If it wasn’t obvious, Gotham City is your playground here, and it’s vast and gorgeous. The criticism it gets is that “it doesn’t feel like Gotham,” and truth be told, it completely does. If Gotham were a real city, I am sure it would look like how it’s portrayed in “Gotham Knights,” with its skyscrapers, streets covered in puddles, fog all over the city, and neon signs. This rendition is very neo-noir, and despite what anyone says, I freaking love it. The city is lifeless, though; that’s something that bothers me and is inexcusable. The city is also full of collectibles, Easter eggs, and some traversal challenges sprinkled throughout its five islands. The aesthetics here is really good and fitting of what Gotham City is like in the comics and even the movies. I’d cover more of the world of “Gotham Knights” separately, as, despite its emptiness, it deserves some attention and love.
The Technical Stuff
This is controversial as the game runs at 4K resolution but only at 30 fps, with no performance mode as an option on consoles. It uses raytraced reflections, and it does look and play well, especially after a series of patches, but in general, the package could’ve been so much better if only it had a 60-fps toggle. The sound design is actually good, the music is ominous, and despite some cringy dialogue, the voice acting is really well done. This game could’ve been so much better, but what we got in terms of its technical side is just fine. The game looks good but doesn’t look “next-gen,” and it definitely doesn’t play like a current-gen title. I also want to take a second here and say that the UI for this game is by far the worst UI I have ever seen in any video game. It’s so bad that it’s infuriating. Overall, “Gotham Knights” is a serviceable and slightly above-average package as a whole when it comes to the technical side of things, and I don’t wanna beat a dead horse here, so I’ll just move on from this section.

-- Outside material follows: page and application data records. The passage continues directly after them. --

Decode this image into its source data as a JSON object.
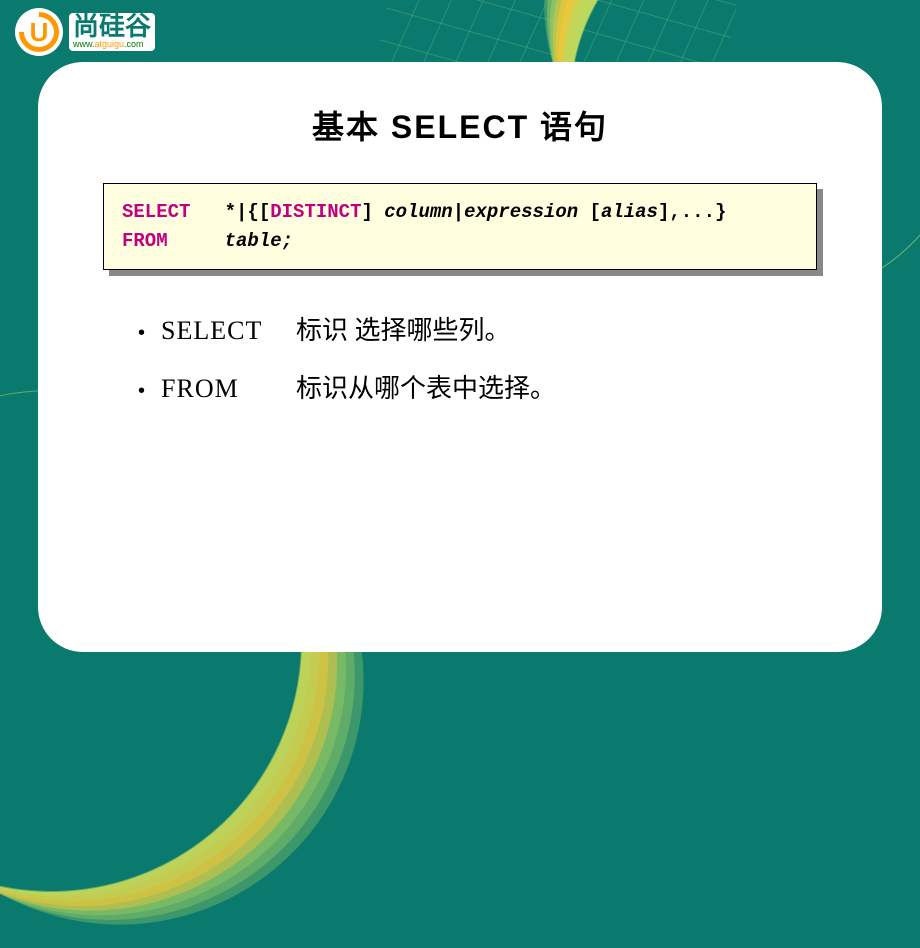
{
  "logo": {
    "icon_letter": "U",
    "brand_text": "尚硅谷",
    "url_www": "www.",
    "url_mid": "atguigu",
    "url_com": ".com"
  },
  "slide": {
    "title": "基本 SELECT 语句",
    "code": {
      "line1_select": "SELECT",
      "line1_star": "   *|{[",
      "line1_distinct": "DISTINCT",
      "line1_rest_a": "] ",
      "line1_column": "column",
      "line1_pipe": "|",
      "line1_expression": "expression",
      "line1_space": " [",
      "line1_alias": "alias",
      "line1_end": "],...}",
      "line2_from": "FROM",
      "line2_pad": "     ",
      "line2_table": "table;"
    },
    "bullets": [
      {
        "keyword": "SELECT",
        "description": "标识 选择哪些列。"
      },
      {
        "keyword": "FROM",
        "description": "标识从哪个表中选择。"
      }
    ]
  }
}
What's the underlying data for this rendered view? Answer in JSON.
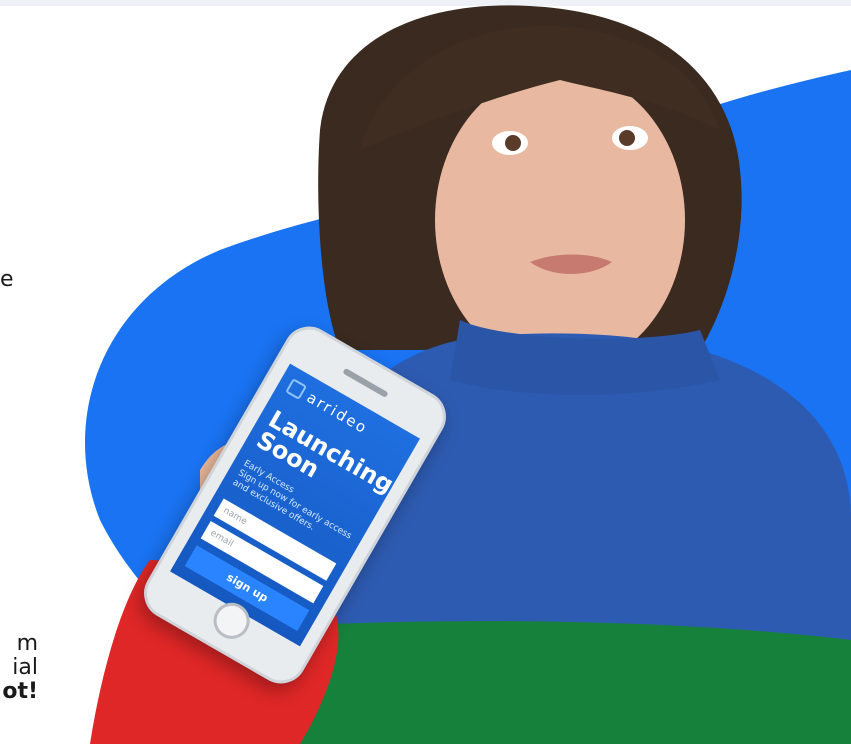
{
  "left_text": {
    "line_e": "e",
    "bottom_lines": [
      "m",
      "ial",
      "ot!"
    ]
  },
  "phone_screen": {
    "logo_text": "arrideo",
    "headline_line1": "Launching",
    "headline_line2": "Soon",
    "subtitle_1": "Early Access",
    "subtitle_2": "Sign up now for early access",
    "subtitle_3": "and exclusive offers.",
    "name_placeholder": "name",
    "email_placeholder": "email",
    "signup_label": "sign up"
  },
  "colors": {
    "blob": "#1a73f2",
    "phone_screen": "#1f6fe0"
  }
}
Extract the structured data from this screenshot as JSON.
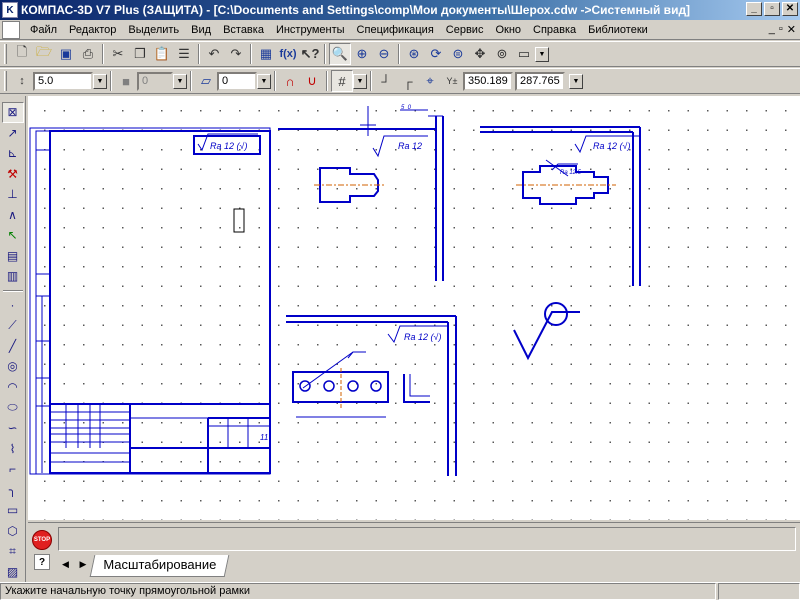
{
  "window": {
    "title": "КОМПАС-3D V7 Plus (ЗАЩИТА) - [C:\\Documents and Settings\\comp\\Мои документы\\Шерох.cdw ->Системный вид]",
    "app_icon_glyph": "K",
    "minimize_glyph": "_",
    "maximize_glyph": "▫",
    "close_glyph": "✕"
  },
  "menu": {
    "items": [
      "Файл",
      "Редактор",
      "Выделить",
      "Вид",
      "Вставка",
      "Инструменты",
      "Спецификация",
      "Сервис",
      "Окно",
      "Справка",
      "Библиотеки"
    ],
    "mdi_buttons": [
      "_",
      "▫",
      "✕"
    ]
  },
  "toolbar2": {
    "line_style": "5.0",
    "color_value": "0",
    "layer_value": "0",
    "coord_x": "350.189",
    "coord_y": "287.765"
  },
  "drawing": {
    "roughness_labels": [
      "Ra 12 (√)",
      "Ra 12",
      "Ra 12 (√)",
      "Ra 12 (√)",
      "Ra 12.5"
    ],
    "dimension_labels": [
      "5_0",
      "5_0"
    ],
    "stamp_sheet_number": "11"
  },
  "properties": {
    "stop_label": "STOP",
    "help_label": "?",
    "nav_left": "◀",
    "nav_right": "▶",
    "tab_label": "Масштабирование"
  },
  "status": {
    "prompt": "Укажите начальную точку прямоугольной рамки"
  },
  "colors": {
    "titlebar": "#0a246a",
    "drawing_line": "#0000c8",
    "axis_line": "#d06000"
  }
}
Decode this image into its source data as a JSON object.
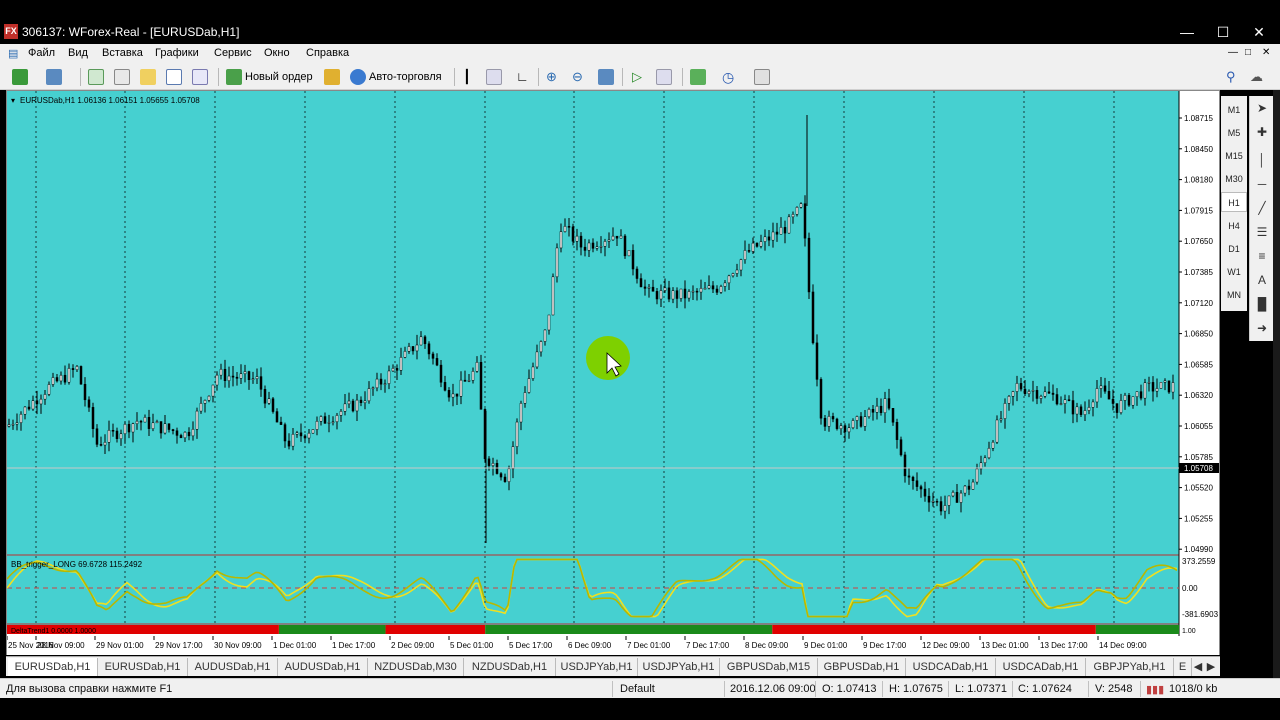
{
  "window": {
    "title": "306137: WForex-Real - [EURUSDab,H1]",
    "app_icon_text": "FX"
  },
  "menu": [
    "Файл",
    "Вид",
    "Вставка",
    "Графики",
    "Сервис",
    "Окно",
    "Справка"
  ],
  "toolbar": {
    "new_order_label": "Новый ордер",
    "auto_trading_label": "Авто-торговля"
  },
  "chart": {
    "header": "EURUSDab,H1  1.06136 1.06151 1.05655 1.05708",
    "price_ticks": [
      "1.08715",
      "1.08450",
      "1.08180",
      "1.07915",
      "1.07650",
      "1.07385",
      "1.07120",
      "1.06850",
      "1.06585",
      "1.06320",
      "1.06055",
      "1.05785",
      "1.05520",
      "1.05255",
      "1.04990"
    ],
    "current_price": "1.05708",
    "time_labels": [
      "25 Nov 2016",
      "28 Nov 09:00",
      "29 Nov 01:00",
      "29 Nov 17:00",
      "30 Nov 09:00",
      "1 Dec 01:00",
      "1 Dec 17:00",
      "2 Dec 09:00",
      "5 Dec 01:00",
      "5 Dec 17:00",
      "6 Dec 09:00",
      "7 Dec 01:00",
      "7 Dec 17:00",
      "8 Dec 09:00",
      "9 Dec 01:00",
      "9 Dec 17:00",
      "12 Dec 09:00",
      "13 Dec 01:00",
      "13 Dec 17:00",
      "14 Dec 09:00"
    ],
    "colors": {
      "background": "#46d0d0",
      "candle": "#000000",
      "bid_line": "#c8c8c8",
      "indicator_line_1": "#f0e020",
      "indicator_line_2": "#b8b800",
      "zero_line": "#d04040",
      "trend_up": "#1a8a1a",
      "trend_down": "#e00000",
      "cursor_circle": "#7ed000"
    }
  },
  "indicator": {
    "label": "BB_trigger_LONG 69.6728 115.2492",
    "ticks": [
      "373.2559",
      "0.00",
      "-381.6903"
    ]
  },
  "trend_bar": {
    "label": "DeltaTrend1 0.0000 1.0000",
    "right_label": "1.00",
    "segments": [
      {
        "state": "down",
        "from": 0.0,
        "to": 0.232
      },
      {
        "state": "up",
        "from": 0.232,
        "to": 0.323
      },
      {
        "state": "down",
        "from": 0.323,
        "to": 0.408
      },
      {
        "state": "up",
        "from": 0.408,
        "to": 0.653
      },
      {
        "state": "down",
        "from": 0.653,
        "to": 0.929
      },
      {
        "state": "up",
        "from": 0.929,
        "to": 1.0
      }
    ]
  },
  "timeframes": [
    "M1",
    "M5",
    "M15",
    "M30",
    "H1",
    "H4",
    "D1",
    "W1",
    "MN"
  ],
  "active_timeframe": "H1",
  "tabs": [
    "EURUSDab,H1",
    "EURUSDab,H1",
    "AUDUSDab,H1",
    "AUDUSDab,H1",
    "NZDUSDab,M30",
    "NZDUSDab,H1",
    "USDJPYab,H1",
    "USDJPYab,H1",
    "GBPUSDab,M15",
    "GBPUSDab,H1",
    "USDCADab,H1",
    "USDCADab,H1",
    "GBPJPYab,H1",
    "E"
  ],
  "status": {
    "help": "Для вызова справки нажмите F1",
    "profile": "Default",
    "datetime": "2016.12.06 09:00",
    "open": "O: 1.07413",
    "high": "H: 1.07675",
    "low": "L: 1.07371",
    "close": "C: 1.07624",
    "volume": "V: 2548",
    "traffic": "1018/0 kb"
  }
}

At this point, the general consensus for this game is that if you hate it, then you are cool. I strongly disagree and say that there is fun to be had here, and it’s a decent game. The combat is fun, the story is predictable but interesting (minus the ending), the world is empty but stunning in its own right, the characters are mostly well-written and acted, the music is fine and does its job, and this is overall a decent co-op superhero game set in the Batman universe that you can play right now. It’s definitely not worth $70, but if you can get it for $40 or below, then go for it; you will have a good time. “Gotham Knights” kind of left me disappointed, as I had high hopes for it, but to say that I got no enjoyment out of it would be me lying. I cannot, in good conscience, say that “Gotham Knights” is a bad game, but I also cannot recommend it to anyone at full price either. Check it out when it’s on sale, as there’s no rush to go and play this game right now at this very moment.